We know the importance of showing our heart some love. But doesn’t our brain deserve the same? All of us with a brain are at risk of developing Alzheimer’s disease and that’s why to educate people on protecting their brain, June is Alzheimer’s and Brain Awareness Month. Alzheimer’s is the only leading cause of death that cannot be prevented, cured, or even slowed.
To better understand Alzheimer’s disease here are some quick facts from alz.org:
· Alzheimer’s is a fatal disease
· Alzheimer’s disease kills nerve cells and tissue in the brain, affecting an individual’s ability to remember, think and plan.
· As the disease advances, the brain shrinks dramatically due to cell death. Individuals lose their ability to communicate, recognize family and friends, and care for themselves.
· Everyone who has a brain is at risk to develop Alzheimer’s.
· Currently, there is no way to prevent, cure, or even slow the disease.
· Today, 5.5 million Americans are living with Alzheimer’s disease, including an estimated 200,000 under the age of 65. By 2050, up to 16 million will have the disease.
There are many ways we can show our brain the love it deserves.
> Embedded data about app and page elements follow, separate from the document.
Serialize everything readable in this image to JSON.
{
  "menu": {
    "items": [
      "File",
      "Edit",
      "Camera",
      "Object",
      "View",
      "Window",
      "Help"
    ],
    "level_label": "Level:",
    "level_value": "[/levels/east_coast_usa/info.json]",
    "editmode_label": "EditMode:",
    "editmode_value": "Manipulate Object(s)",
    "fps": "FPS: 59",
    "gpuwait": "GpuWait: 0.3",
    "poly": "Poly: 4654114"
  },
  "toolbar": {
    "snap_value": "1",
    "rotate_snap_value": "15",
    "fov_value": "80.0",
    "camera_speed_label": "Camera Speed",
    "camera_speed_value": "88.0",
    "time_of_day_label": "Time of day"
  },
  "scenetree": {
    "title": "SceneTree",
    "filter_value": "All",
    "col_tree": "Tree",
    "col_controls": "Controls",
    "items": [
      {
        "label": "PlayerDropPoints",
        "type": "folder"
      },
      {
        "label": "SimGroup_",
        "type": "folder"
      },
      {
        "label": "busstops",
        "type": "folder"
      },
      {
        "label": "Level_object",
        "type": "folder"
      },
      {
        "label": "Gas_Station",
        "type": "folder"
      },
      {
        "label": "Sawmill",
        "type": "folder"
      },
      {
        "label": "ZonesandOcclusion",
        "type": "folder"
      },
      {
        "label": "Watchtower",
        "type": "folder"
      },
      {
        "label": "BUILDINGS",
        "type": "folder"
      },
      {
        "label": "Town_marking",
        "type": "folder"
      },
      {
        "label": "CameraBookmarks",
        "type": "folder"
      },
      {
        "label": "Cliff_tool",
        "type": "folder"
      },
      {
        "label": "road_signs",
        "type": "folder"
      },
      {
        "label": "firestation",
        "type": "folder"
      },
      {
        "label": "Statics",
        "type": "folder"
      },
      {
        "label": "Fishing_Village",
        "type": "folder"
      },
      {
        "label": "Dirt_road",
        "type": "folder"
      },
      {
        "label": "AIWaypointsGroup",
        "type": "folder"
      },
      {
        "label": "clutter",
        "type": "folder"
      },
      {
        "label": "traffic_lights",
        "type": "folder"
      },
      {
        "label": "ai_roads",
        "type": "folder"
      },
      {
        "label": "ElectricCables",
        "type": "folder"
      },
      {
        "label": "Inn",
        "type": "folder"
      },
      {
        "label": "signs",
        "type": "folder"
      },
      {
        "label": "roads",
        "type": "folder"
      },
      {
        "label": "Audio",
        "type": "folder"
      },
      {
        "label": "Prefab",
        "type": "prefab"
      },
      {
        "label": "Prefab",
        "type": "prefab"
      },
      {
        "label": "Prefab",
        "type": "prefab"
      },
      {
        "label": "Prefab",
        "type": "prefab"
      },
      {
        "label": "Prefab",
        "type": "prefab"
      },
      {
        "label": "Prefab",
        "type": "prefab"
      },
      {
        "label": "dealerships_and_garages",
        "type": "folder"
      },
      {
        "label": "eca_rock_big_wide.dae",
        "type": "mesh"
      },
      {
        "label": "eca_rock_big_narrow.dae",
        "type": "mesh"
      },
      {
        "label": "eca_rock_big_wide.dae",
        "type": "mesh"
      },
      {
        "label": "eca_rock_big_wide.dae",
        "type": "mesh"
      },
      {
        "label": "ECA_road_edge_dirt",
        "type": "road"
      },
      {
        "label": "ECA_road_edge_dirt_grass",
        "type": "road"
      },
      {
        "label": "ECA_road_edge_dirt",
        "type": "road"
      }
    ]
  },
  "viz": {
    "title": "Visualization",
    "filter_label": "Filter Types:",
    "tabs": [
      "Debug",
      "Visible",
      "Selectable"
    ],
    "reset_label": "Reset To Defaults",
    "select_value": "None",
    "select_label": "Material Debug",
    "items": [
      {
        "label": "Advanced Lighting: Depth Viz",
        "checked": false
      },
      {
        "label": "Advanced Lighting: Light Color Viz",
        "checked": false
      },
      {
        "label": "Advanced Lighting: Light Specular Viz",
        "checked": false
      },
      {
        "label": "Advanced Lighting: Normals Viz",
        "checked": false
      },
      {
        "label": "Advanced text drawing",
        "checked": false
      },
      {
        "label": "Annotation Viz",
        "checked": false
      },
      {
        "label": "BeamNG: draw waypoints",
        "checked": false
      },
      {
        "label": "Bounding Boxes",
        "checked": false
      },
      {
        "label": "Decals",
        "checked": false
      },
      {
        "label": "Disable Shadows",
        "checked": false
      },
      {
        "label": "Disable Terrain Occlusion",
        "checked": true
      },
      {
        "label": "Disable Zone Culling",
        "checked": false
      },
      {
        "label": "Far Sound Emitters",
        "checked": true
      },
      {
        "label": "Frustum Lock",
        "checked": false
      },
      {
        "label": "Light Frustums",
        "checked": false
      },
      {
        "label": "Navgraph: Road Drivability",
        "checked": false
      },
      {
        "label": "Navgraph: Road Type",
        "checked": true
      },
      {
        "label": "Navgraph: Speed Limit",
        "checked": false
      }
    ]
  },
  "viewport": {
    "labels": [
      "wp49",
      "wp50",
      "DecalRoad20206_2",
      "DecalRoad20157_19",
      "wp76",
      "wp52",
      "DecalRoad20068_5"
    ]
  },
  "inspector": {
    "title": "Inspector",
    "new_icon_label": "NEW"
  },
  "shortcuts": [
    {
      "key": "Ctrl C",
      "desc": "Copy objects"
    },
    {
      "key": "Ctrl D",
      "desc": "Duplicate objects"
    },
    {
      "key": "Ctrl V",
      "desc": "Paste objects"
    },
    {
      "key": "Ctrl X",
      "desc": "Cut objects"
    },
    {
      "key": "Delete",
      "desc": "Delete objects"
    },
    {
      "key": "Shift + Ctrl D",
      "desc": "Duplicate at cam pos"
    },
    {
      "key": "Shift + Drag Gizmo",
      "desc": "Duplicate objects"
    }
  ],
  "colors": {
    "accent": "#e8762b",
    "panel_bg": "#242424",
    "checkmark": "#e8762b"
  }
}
Each and every day, we need to do what we can to protect and preserve brain health to minimize any possibility of developing Alzheimer’s disease or dementia. By practicing these tips, we are taking the necessary steps to improving brain health. Here’s how:
· Engage in regular exercise – Consistent cardiovascular exercise that elevates your heart rate and increases blood flow to the brain and body is a perfect way to nourish your brain. Several studies have found an association between physical activity and reduced risk of cognitive decline.
· Don’t smoke – Evidence shows that smoking increases the risk of cognitive decline. Quitting smoking can reduce that risk to levels comparable to those who have never smoked.
· Protect your head – Any kind of a brain injury can raise your risk of cognitive decline and dementia. Wear a seat belt, use a helmet when playing contact sports or riding a bicycle or motorcycle and take steps to prevent falls.
· Get adequate sleep – Not getting enough sleep due to conditions like insomnia or sleep apnea may result in problems with memory and thinking.
· Be a social butterfly – Staying socially engaged may support brain health. Pursue social activities that are meaningful to you. Find ways to be part of your local community – volunteer, join a local choir, attend religious services or help at an afterschool program. Or, spend time and activities with family and friends.
· Challenge your mind – Do an activity you have never done before to stimulate the brain. If you’ve never tried being artistic, do so. Play a game you’ve never done before, one that makes you think strategically. Challenging your mind may have short and long-term benefits for your brain.
· Be a lifelong learner – Formal education in any stage of life will help reduce your cognitive decline and dementia. For example, take a class at a local college, community center or online.
· Take care of your heart – Evidence shows that risk factors for cardiovascular disease and stroke such as obesity, diabetes, and high blood pressure, negatively impact your cognitive health. By taking care of your heart, you’re also taking care of your brain.
· Fuel up on healthy foods – Eat a healthy and balanced diet that is higher in vegetables and fruit to help reduce the risk of cognitive decline. Although research on a diet and cognitive function is limited, certain diets that include eating healthy fats, fish, beans, whole grains, low-fat dairy while limiting red and processed meat, may contribute to risk reduction.